Lewis rejoins BP, promptly demolishes HRs

August 14th, 2021

SEATTLE -- Kyle Lewis was all smiles ahead of Friday’s series opener against the Blue Jays, and he had good reason.

The reigning American League Rookie of the Year took pregame batting practice on the field with his teammates for the first time since suffering a right meniscus tear on May 31 that he underwent surgery for two weeks later.

Lewis took three rounds of BP and hit booming homers deep to left field in each of his final two sessions, showing further signs that he could be nearing a return before the end of the regular season, as the Mariners have ambitiously hoped all along but have stopped short of assuring.

However, Lewis did not participate in fielding drills and did not run, which will be far more significant steps before beginning a rehab assignment. Lewis has continued to work out, perform plyometric exercises and report to T-Mobile Park just about every day, particularly when the Mariners are on the road.

But given the severity of the injury and the sensitivity of his history with the knee, the club will make sure that he’s more than 100% recovered before sending him back out. As such, it has been tempered about putting a timeline on the center fielder’s return, and Lewis preferred not to discuss his recovery Friday.

If/when Lewis does return in 2021, the Mariners will almost certainly ease him back by building in days for him to DH, and there’s a chance he could move to corner-outfield spots on others. Jarred Kelenic has been the club’s primary center fielder since returning from Triple-A Tacoma out of the All-Star break, and Taylor Trammell, who’s now at Tacoma, played there when Lewis began the season on the IL with a bone bruise in the same knee. Jake Fraley has also played center in 15 games this season.

But there’s no denying that Seattle could sorely benefit from having a healthy Lewis before season’s end, especially as it sits 4 1/2 games back of the second AL Wild Card spot entering play Friday. Lewis hit .246/.333/.392 with five homers and a 108 wRC+ (league average is 100) over 36 games before hitting the IL, and he was the club’s top run producer in the shortened 2020 season. The lefty-heavy Mariners could also use his presence in the right side of the box.

Blue Jays fly south without big crowd

During an annual series in which it has become difficult to gauge which team is the home club given Seattle’s proximity to Canada, the Mariners should have the crowd more in their favor this weekend. Through the years, many Canadian fans from the Vancouver area and close by have flocked just a few hours south and made just about every game a near sellout.

But due to border restrictions related to the pandemic, there weren’t nearly as many Canadians at T-Mobile Park on Friday.
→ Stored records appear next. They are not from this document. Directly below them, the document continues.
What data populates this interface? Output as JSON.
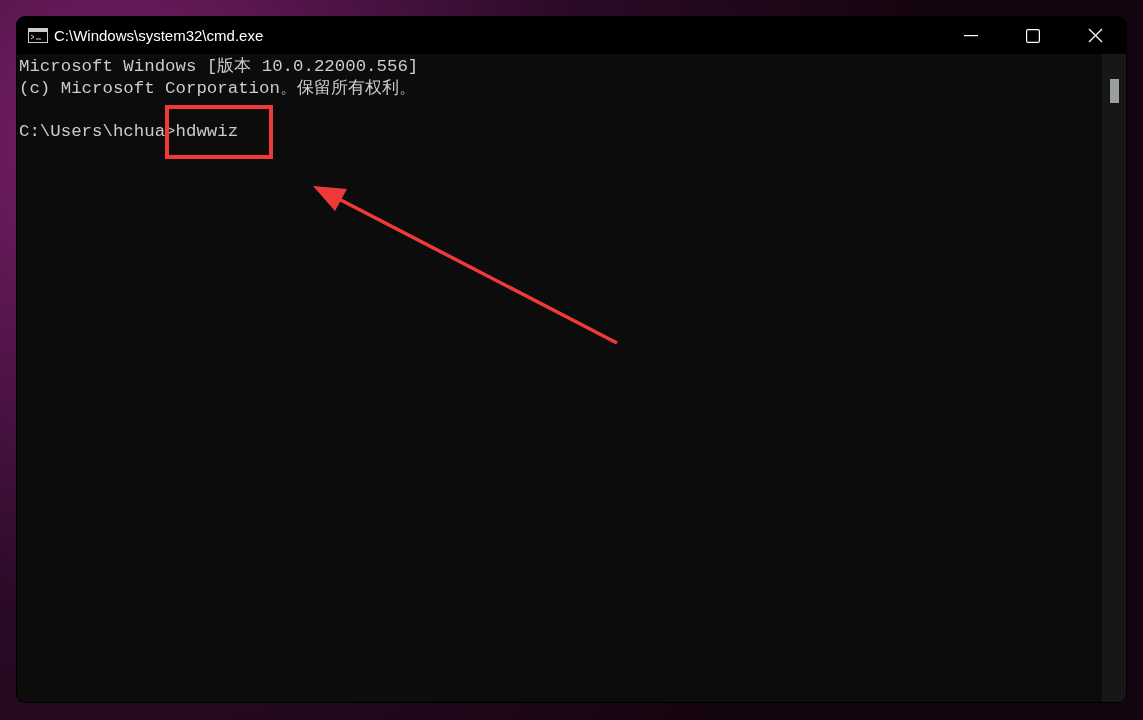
{
  "window": {
    "title": "C:\\Windows\\system32\\cmd.exe"
  },
  "console": {
    "banner": [
      "Microsoft Windows [版本 10.0.22000.556]",
      "(c) Microsoft Corporation。保留所有权利。"
    ],
    "prompt_line": "C:\\Users\\hchua>hdwwiz"
  }
}
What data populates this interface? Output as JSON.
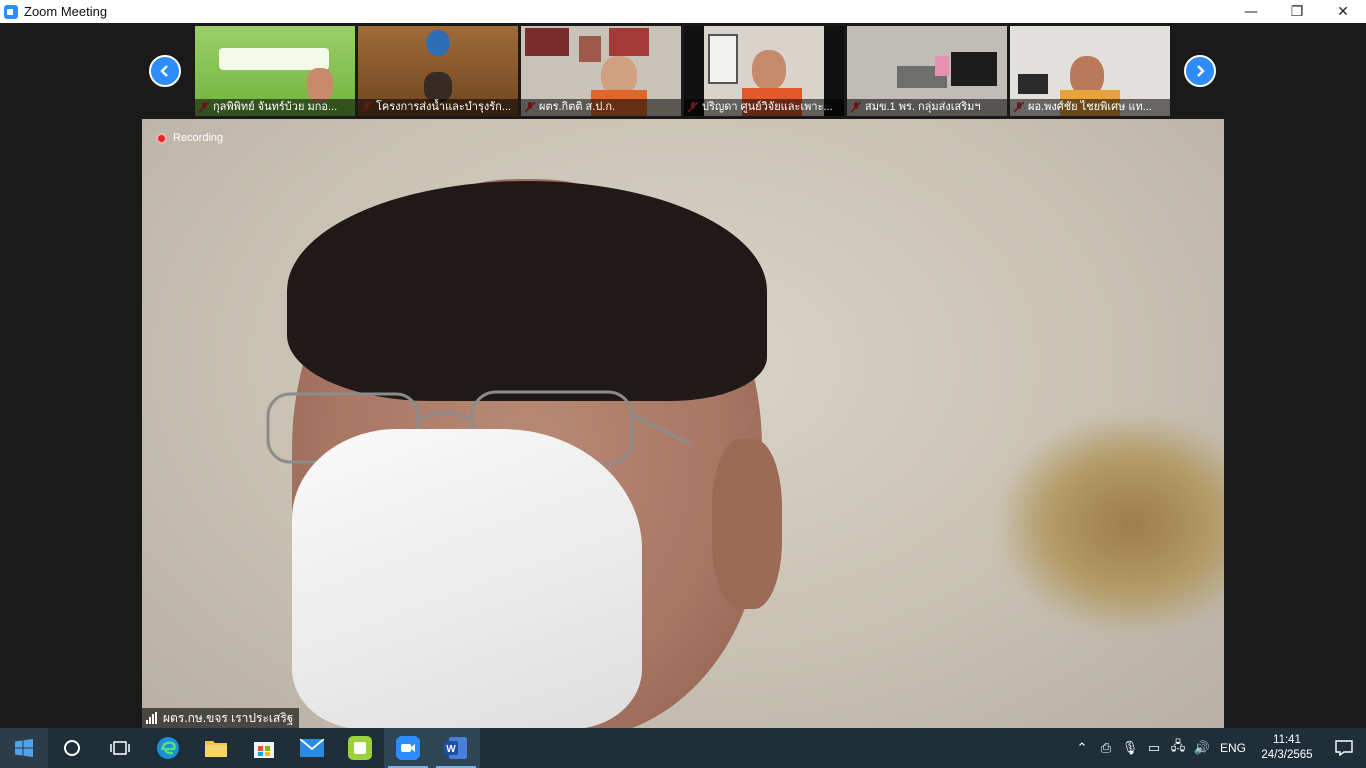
{
  "window": {
    "title": "Zoom Meeting",
    "controls": [
      "—",
      "❐",
      "✕"
    ]
  },
  "gallery": {
    "prev_icon": "chevron-left-icon",
    "next_icon": "chevron-right-icon",
    "participants": [
      {
        "name": "กุลพิพิทย์ จันทร์บ้วย มกอ...",
        "muted": true,
        "bg": "#7ac04a"
      },
      {
        "name": "โครงการส่งน้ำและบำรุงรัก...",
        "muted": true,
        "bg": "#8a5a2a"
      },
      {
        "name": "ผตร.กิตติ ส.ป.ก.",
        "muted": true,
        "bg": "#c9c2b8"
      },
      {
        "name": "ปริญดา ศูนย์วิจัยและเพาะ...",
        "muted": true,
        "bg": "#d8d4cc"
      },
      {
        "name": "สมข.1 พร. กลุ่มส่งเสริมฯ",
        "muted": true,
        "bg": "#bfbdb6"
      },
      {
        "name": "ผอ.พงศ์ชัย ไชยพิเศษ แท...",
        "muted": true,
        "bg": "#e2e0dc"
      }
    ]
  },
  "main": {
    "recording_label": "Recording",
    "speaker_name": "ผตร.กษ.ขจร เราประเสริฐ"
  },
  "taskbar": {
    "apps": [
      "windows-start-icon",
      "search-circle-icon",
      "task-view-icon",
      "edge-icon",
      "file-explorer-icon",
      "store-icon",
      "mail-icon",
      "line-icon",
      "zoom-icon",
      "word-icon"
    ],
    "language": "ENG",
    "time": "11:41",
    "date": "24/3/2565"
  }
}
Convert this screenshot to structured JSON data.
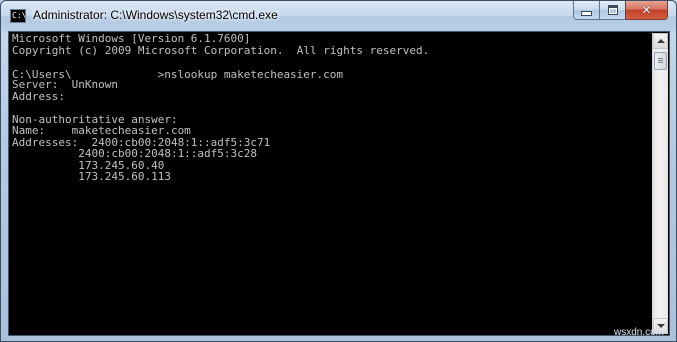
{
  "window": {
    "title": "Administrator: C:\\Windows\\system32\\cmd.exe",
    "icon_label": "C:\\",
    "icon": "cmd-app-icon",
    "buttons": {
      "minimize_icon": "minimize-icon",
      "maximize_icon": "maximize-icon",
      "close_icon": "close-icon",
      "close_glyph": "✕"
    }
  },
  "console": {
    "text_color": "#c0c0c0",
    "background": "#000000",
    "lines": [
      "Microsoft Windows [Version 6.1.7600]",
      "Copyright (c) 2009 Microsoft Corporation.  All rights reserved.",
      "",
      "C:\\Users\\",
      "Server:  UnKnown",
      "Address:",
      "",
      "Non-authoritative answer:",
      "Name:    maketecheasier.com",
      "Addresses:  2400:cb00:2048:1::adf5:3c71",
      "          2400:cb00:2048:1::adf5:3c28",
      "          173.245.60.40",
      "          173.245.60.113"
    ],
    "prompt_command": ">nslookup maketecheasier.com"
  },
  "watermark": "wsxdn.com",
  "colors": {
    "titlebar": "#c4d7ec",
    "close_button": "#c2432c",
    "frame": "#b4cbe2"
  }
}
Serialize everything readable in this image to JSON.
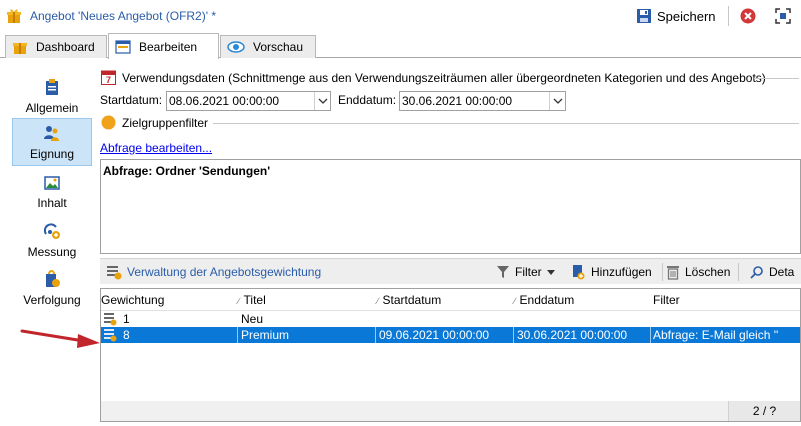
{
  "window": {
    "title": "Angebot 'Neues Angebot (OFR2)' *",
    "save_label": "Speichern"
  },
  "tabs": [
    {
      "label": "Dashboard",
      "icon": "gift-icon"
    },
    {
      "label": "Bearbeiten",
      "icon": "form-icon",
      "active": true
    },
    {
      "label": "Vorschau",
      "icon": "eye-icon"
    }
  ],
  "sidebar": {
    "items": [
      {
        "label": "Allgemein",
        "icon": "clipboard-icon"
      },
      {
        "label": "Eignung",
        "icon": "people-icon",
        "active": true
      },
      {
        "label": "Inhalt",
        "icon": "picture-icon"
      },
      {
        "label": "Messung",
        "icon": "measure-icon"
      },
      {
        "label": "Verfolgung",
        "icon": "tracking-icon"
      }
    ]
  },
  "usage_dates": {
    "header": "Verwendungsdaten (Schnittmenge aus den Verwendungszeiträumen aller übergeordneten Kategorien und des Angebots)",
    "calendar_day": "7",
    "start_label": "Startdatum:",
    "start_value": "08.06.2021 00:00:00",
    "end_label": "Enddatum:",
    "end_value": "30.06.2021 00:00:00"
  },
  "target_filter": {
    "header": "Zielgruppenfilter",
    "edit_link": "Abfrage bearbeiten...",
    "query_text": "Abfrage: Ordner 'Sendungen'"
  },
  "weighting": {
    "title": "Verwaltung der Angebotsgewichtung",
    "filter_label": "Filter",
    "add_label": "Hinzufügen",
    "delete_label": "Löschen",
    "detail_label": "Deta",
    "columns": [
      "Gewichtung",
      "Titel",
      "Startdatum",
      "Enddatum",
      "Filter"
    ],
    "rows": [
      {
        "weight": "1",
        "title": "Neu",
        "start": "",
        "end": "",
        "filter": "",
        "selected": false
      },
      {
        "weight": "8",
        "title": "Premium",
        "start": "09.06.2021 00:00:00",
        "end": "30.06.2021 00:00:00",
        "filter": "Abfrage: E-Mail gleich ''",
        "selected": true
      }
    ],
    "pager": "2 / ?"
  },
  "colors": {
    "accent_text": "#2a5caa",
    "selection": "#0a78d7",
    "arrow": "#c0262b",
    "sidebar_active": "#cce4f7"
  }
}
The last time the Blue Jays were here, in 2019, those games accounted for the two most attended (other than Seattle’s home opener and the second game of the season, both against Boston).
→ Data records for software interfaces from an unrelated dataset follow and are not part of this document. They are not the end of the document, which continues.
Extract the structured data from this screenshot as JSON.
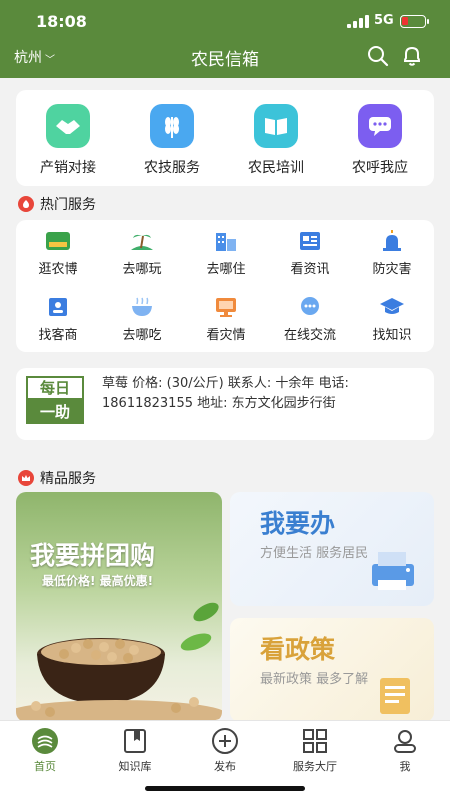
{
  "status": {
    "time": "18:08",
    "network": "5G"
  },
  "header": {
    "city": "杭州",
    "title": "农民信箱"
  },
  "categories": [
    {
      "label": "产销对接",
      "icon": "handshake-icon",
      "color": "#4fd3a0"
    },
    {
      "label": "农技服务",
      "icon": "wheat-icon",
      "color": "#4aa8f0"
    },
    {
      "label": "农民培训",
      "icon": "book-icon",
      "color": "#3cc3d9"
    },
    {
      "label": "农呼我应",
      "icon": "chat-icon",
      "color": "#7c5ef0"
    }
  ],
  "hot": {
    "title": "热门服务",
    "items": [
      {
        "label": "逛农博",
        "icon": "expo-icon"
      },
      {
        "label": "去哪玩",
        "icon": "island-icon"
      },
      {
        "label": "去哪住",
        "icon": "building-icon"
      },
      {
        "label": "看资讯",
        "icon": "news-icon"
      },
      {
        "label": "防灾害",
        "icon": "alarm-icon"
      },
      {
        "label": "找客商",
        "icon": "contact-card-icon"
      },
      {
        "label": "去哪吃",
        "icon": "bowl-icon"
      },
      {
        "label": "看灾情",
        "icon": "monitor-icon"
      },
      {
        "label": "在线交流",
        "icon": "chat-bubble-icon"
      },
      {
        "label": "找知识",
        "icon": "graduation-cap-icon"
      }
    ]
  },
  "notice": {
    "badge_top": "每日",
    "badge_bottom": "一助",
    "text": "草莓 价格: (30/公斤) 联系人: 十余年 电话: 18611823155 地址: 东方文化园步行街"
  },
  "featured": {
    "title": "精品服务",
    "promo": {
      "title": "我要拼团购",
      "subtitle": "最低价格! 最高优惠!"
    },
    "panes": [
      {
        "title": "我要办",
        "subtitle": "方便生活 服务居民",
        "color": "#3a7fd0"
      },
      {
        "title": "看政策",
        "subtitle": "最新政策 最多了解",
        "color": "#d9a23a"
      }
    ]
  },
  "tabs": [
    {
      "label": "首页",
      "icon": "home-icon",
      "active": true
    },
    {
      "label": "知识库",
      "icon": "book-icon"
    },
    {
      "label": "发布",
      "icon": "plus-circle-icon"
    },
    {
      "label": "服务大厅",
      "icon": "grid-icon"
    },
    {
      "label": "我",
      "icon": "profile-icon"
    }
  ],
  "colors": {
    "brand": "#5a8a3c",
    "accent_red": "#e8463a"
  }
}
“It'll be different, there's no question about it,” Mariners manager Scott Servais said. “Any time we play the Blue Jays, you're expecting -- at least every time I've played against them when I've been here as a manager -- a full house in a very loud, raucous crowd, which brings a lot of electricity in the ballpark. ... When they start singing the national anthem, you have a pretty good idea what you're in store for.”